As a Christian, I take very serious the call to service. As a church, we have to open ourselves up to the idea of working with people of other faiths when their causes align with ours. The idea that challenging the current state of our economic realities is cause to question a person's character or integrity is symptomatic of a culture that worships an idol. I expected politicians and the media to attack the Pope for his rebuke of our western economic values, but I was shocked to see clergy come out of the woodwork to take shots at him. We can find an example of this kind of idolatry in scripture. Amos 5:10-12 reads as follows: 

They hate the one who rebukes in the gate,
And they abhor the one who speaks uprightly.
Therefore, because you tread down the poor
And take grain taxes from him,
Though you have built houses of hewn stone,
Yet you shall not dwell in them;
You have planted pleasant vineyards,
But you shall not drink wine from them.
For I know your manifold transgressions
And your mighty sins:
Afflicting the just and taking bribes;
Diverting the poor from justice at the gate.

We live in a world that's run by money, but we don't have to let it run us. It's not money that causes these problems, it's the perversion of money. When we attach the value of a person to their socioeconomic status we've failed to follow the great commandment. Jesus didn't have a V.I.P room. This kind of behavior is of the world and it displeases our father.

The scripture I opened with from Samuel places this lust in its proper context; when judgement is upon us no amount of money can buy our salvation. Yes, we deserve the fruits of our labor. This isn't about making people feel guilty for having financial gains. God wants us to have the necessities of life, but he also wants us to be humble in our blessings- both spiritual and financial. We are commanded to love God with all of our hearts not money.

So much of our service starts with the internal struggle to do what is required of us no matter what the external world thinks. We cant live our lives afraid of being uncomfortable, or making others uncomfortable. We are allowed to show righteous indignation when we are on the side of justice.

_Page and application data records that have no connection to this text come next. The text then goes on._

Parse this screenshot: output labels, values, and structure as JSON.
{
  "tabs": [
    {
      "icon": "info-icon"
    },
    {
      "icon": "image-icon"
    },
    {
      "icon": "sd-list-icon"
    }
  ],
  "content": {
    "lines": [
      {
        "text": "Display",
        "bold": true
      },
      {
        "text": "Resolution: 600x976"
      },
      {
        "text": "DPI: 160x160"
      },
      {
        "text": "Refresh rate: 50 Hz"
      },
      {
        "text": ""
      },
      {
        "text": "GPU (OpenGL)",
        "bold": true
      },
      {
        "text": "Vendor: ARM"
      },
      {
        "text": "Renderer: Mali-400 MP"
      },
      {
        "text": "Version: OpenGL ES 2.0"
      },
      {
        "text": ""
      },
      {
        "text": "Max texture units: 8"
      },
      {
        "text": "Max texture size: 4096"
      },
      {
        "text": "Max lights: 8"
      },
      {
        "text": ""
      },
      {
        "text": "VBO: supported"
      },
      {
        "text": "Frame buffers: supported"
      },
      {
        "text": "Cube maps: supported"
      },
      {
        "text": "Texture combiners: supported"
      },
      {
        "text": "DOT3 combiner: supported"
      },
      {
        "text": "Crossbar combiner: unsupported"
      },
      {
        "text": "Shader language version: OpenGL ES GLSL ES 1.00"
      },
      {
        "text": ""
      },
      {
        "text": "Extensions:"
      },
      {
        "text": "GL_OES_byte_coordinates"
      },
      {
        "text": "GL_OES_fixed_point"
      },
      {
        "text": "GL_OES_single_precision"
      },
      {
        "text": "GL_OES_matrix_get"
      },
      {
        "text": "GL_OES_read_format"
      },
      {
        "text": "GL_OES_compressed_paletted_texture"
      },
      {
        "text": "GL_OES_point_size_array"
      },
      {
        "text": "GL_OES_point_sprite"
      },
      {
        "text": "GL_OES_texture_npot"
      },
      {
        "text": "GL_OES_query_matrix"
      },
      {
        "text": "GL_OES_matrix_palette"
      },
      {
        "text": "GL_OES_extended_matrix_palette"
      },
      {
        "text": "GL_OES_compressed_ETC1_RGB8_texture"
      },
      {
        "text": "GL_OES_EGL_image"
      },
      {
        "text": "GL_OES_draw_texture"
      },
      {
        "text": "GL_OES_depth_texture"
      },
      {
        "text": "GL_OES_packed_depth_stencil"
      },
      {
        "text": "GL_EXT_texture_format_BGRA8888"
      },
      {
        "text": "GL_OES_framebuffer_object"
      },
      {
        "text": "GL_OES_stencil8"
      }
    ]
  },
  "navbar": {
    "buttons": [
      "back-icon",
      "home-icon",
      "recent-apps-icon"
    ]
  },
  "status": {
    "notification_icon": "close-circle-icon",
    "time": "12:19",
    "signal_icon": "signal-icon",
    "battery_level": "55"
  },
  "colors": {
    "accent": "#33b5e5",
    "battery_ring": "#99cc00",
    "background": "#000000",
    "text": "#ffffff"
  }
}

Love thy neighbor doesn't just mean love the person who occupies a space closest to us. The treatment of our brothers and sisters living in poverty is disgraceful; the fact that it's socially acceptable is tragic, and the fact that members of our churches actively participate in it is an abomination.

James 2:1-5

My brothers and sisters, believers in our glorious Lord Jesus Christ must not show favoritism. 2 Suppose a man comes into your meeting wearing a gold ring and fine clothes, and a poor man in filthy old clothes also comes in. 3 If you show special attention to the man wearing fine clothes and say, “Here’s a good seat for you,” but say to the poor man, “You stand there” or “Sit on the floor by my feet,” 4 have you not discriminated among yourselves and become judges with evil thoughts?5 Listen, my dear brothers and sisters: Has not God chosen those who are poor in the eyes of the world to be rich in faith and to inherit the kingdom he promised those who love him?

Preaching God's word is about more than driving a nice car and eating lunch after service on Sunday. Proper preaching saves souls. You can't claim to be the leader of lost souls if you are picking and choosing the souls you save. Jesus carried a cross for the prince and the pauper. When you stand behind the pulpit to preach don't let go of Jesus. It's easy to look down your nose at people from such an elevated height, but remember there's only one most high- and he will definitely judge you for how you treated those made in his likeness. Jesus loved the wretched of the earth. We will be judged by how we treated the "least of these".